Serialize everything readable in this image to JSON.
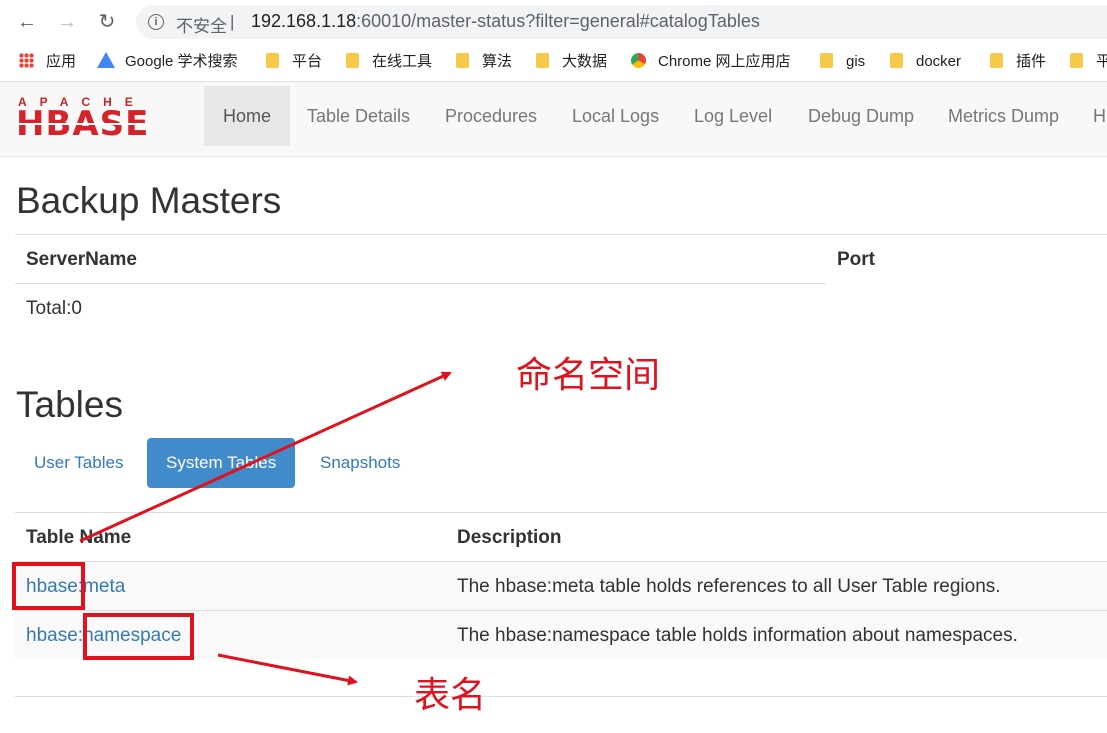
{
  "browser": {
    "security_label": "不安全",
    "url_separator": "|",
    "url_host": "192.168.1.18",
    "url_rest": ":60010/master-status?filter=general#catalogTables",
    "bookmarks": [
      "应用",
      "Google 学术搜索",
      "平台",
      "在线工具",
      "算法",
      "大数据",
      "Chrome 网上应用店",
      "gis",
      "docker",
      "插件",
      "平"
    ]
  },
  "hbase_nav": {
    "logo_top": "APACHE",
    "logo_main": "HBASE",
    "items": [
      "Home",
      "Table Details",
      "Procedures",
      "Local Logs",
      "Log Level",
      "Debug Dump",
      "Metrics Dump",
      "H"
    ]
  },
  "backup_masters": {
    "title": "Backup Masters",
    "columns": [
      "ServerName",
      "Port"
    ],
    "total": "Total:0"
  },
  "tables": {
    "title": "Tables",
    "tabs": [
      "User Tables",
      "System Tables",
      "Snapshots"
    ],
    "active_tab": "System Tables",
    "columns": [
      "Table Name",
      "Description"
    ],
    "rows": [
      {
        "namespace": "hbase",
        "sep": ":",
        "name": "meta",
        "description": "The hbase:meta table holds references to all User Table regions."
      },
      {
        "namespace": "hbase",
        "sep": ":",
        "name": "namespace",
        "description": "The hbase:namespace table holds information about namespaces."
      }
    ]
  },
  "annotations": {
    "namespace_label": "命名空间",
    "table_name_label": "表名",
    "color": "#e0121d"
  }
}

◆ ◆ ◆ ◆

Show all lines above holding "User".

--- OUTPUT OF THE EXERCISE ---
      "User Tables",
        "description": "The hbase:meta table holds references to all User Table regions."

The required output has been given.